(Items from a dataset)
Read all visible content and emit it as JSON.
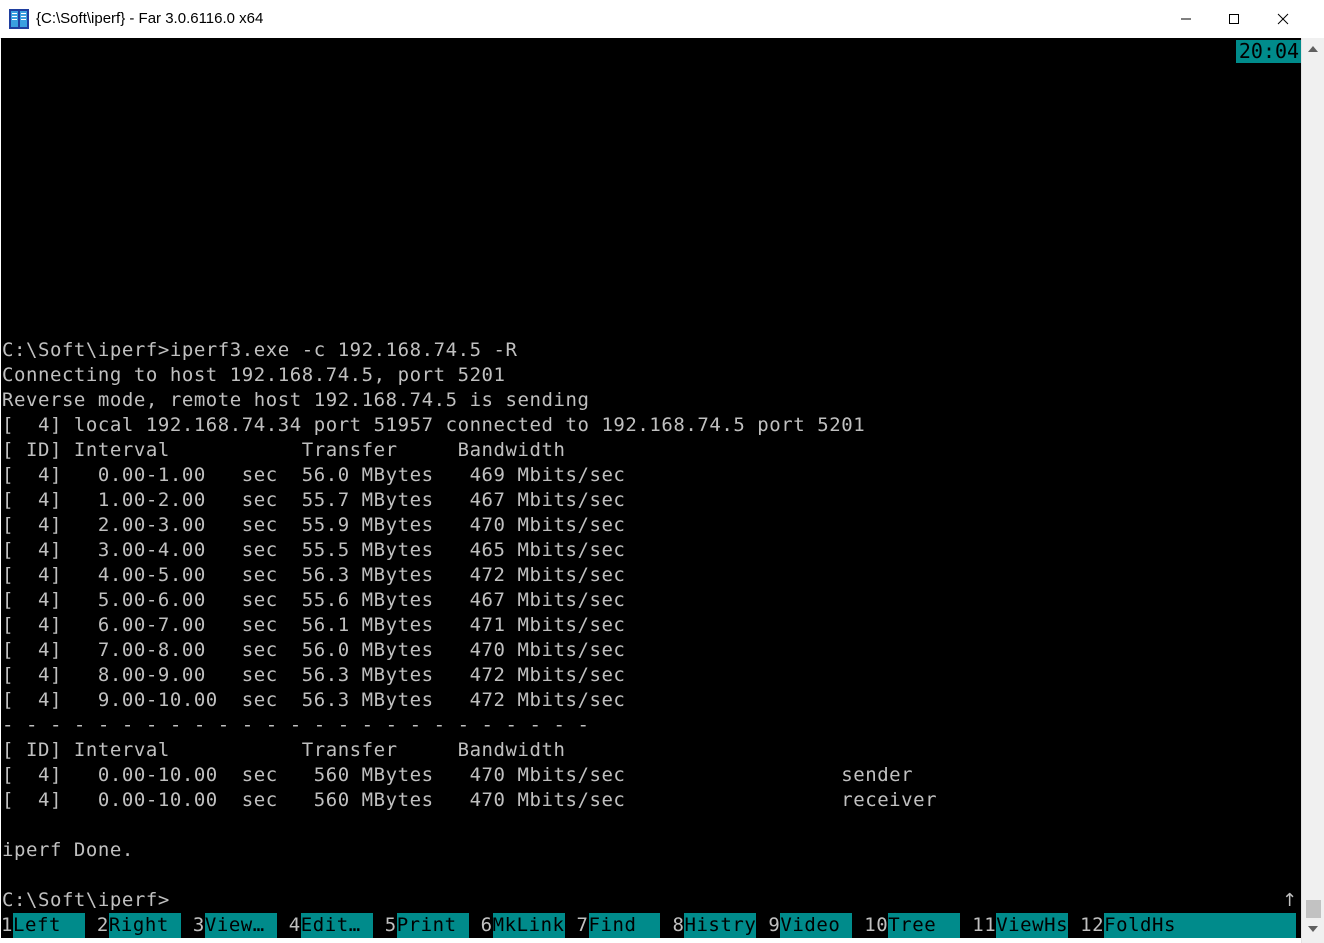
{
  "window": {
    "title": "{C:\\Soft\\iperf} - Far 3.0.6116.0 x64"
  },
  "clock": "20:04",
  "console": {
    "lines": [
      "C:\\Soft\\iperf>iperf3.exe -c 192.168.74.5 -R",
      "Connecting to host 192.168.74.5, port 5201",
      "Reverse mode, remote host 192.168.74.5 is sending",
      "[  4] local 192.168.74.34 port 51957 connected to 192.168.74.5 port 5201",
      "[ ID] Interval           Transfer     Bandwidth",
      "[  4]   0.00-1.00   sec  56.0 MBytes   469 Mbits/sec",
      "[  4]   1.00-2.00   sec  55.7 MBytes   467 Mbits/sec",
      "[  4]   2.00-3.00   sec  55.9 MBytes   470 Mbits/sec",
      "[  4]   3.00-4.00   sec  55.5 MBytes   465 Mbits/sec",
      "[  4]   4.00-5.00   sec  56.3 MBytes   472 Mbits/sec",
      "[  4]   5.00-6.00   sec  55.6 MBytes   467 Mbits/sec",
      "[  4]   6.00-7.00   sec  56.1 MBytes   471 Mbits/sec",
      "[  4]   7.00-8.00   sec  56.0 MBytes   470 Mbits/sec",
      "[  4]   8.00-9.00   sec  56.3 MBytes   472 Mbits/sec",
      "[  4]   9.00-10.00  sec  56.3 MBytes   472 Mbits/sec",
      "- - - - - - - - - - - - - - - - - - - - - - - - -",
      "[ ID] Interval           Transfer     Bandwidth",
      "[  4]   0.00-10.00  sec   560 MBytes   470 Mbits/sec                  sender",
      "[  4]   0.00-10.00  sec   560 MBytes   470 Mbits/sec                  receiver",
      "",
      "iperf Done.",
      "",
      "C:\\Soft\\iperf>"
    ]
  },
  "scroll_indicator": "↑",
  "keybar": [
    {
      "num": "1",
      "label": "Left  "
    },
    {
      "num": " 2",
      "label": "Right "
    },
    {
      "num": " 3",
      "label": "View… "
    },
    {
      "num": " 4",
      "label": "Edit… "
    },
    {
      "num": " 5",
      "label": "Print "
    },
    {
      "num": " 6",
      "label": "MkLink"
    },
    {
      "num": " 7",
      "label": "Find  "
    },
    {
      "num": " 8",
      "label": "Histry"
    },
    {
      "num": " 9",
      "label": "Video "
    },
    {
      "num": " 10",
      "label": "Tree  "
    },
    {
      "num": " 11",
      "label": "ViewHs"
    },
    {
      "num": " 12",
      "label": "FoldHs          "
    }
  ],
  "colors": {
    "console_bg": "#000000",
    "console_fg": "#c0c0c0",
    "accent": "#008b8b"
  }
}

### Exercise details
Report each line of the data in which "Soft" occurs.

### Exercise answer
    "title": "{C:\\Soft\\iperf} - Far 3.0.6116.0 x64"
      "C:\\Soft\\iperf>iperf3.exe -c 192.168.74.5 -R",
      "C:\\Soft\\iperf>"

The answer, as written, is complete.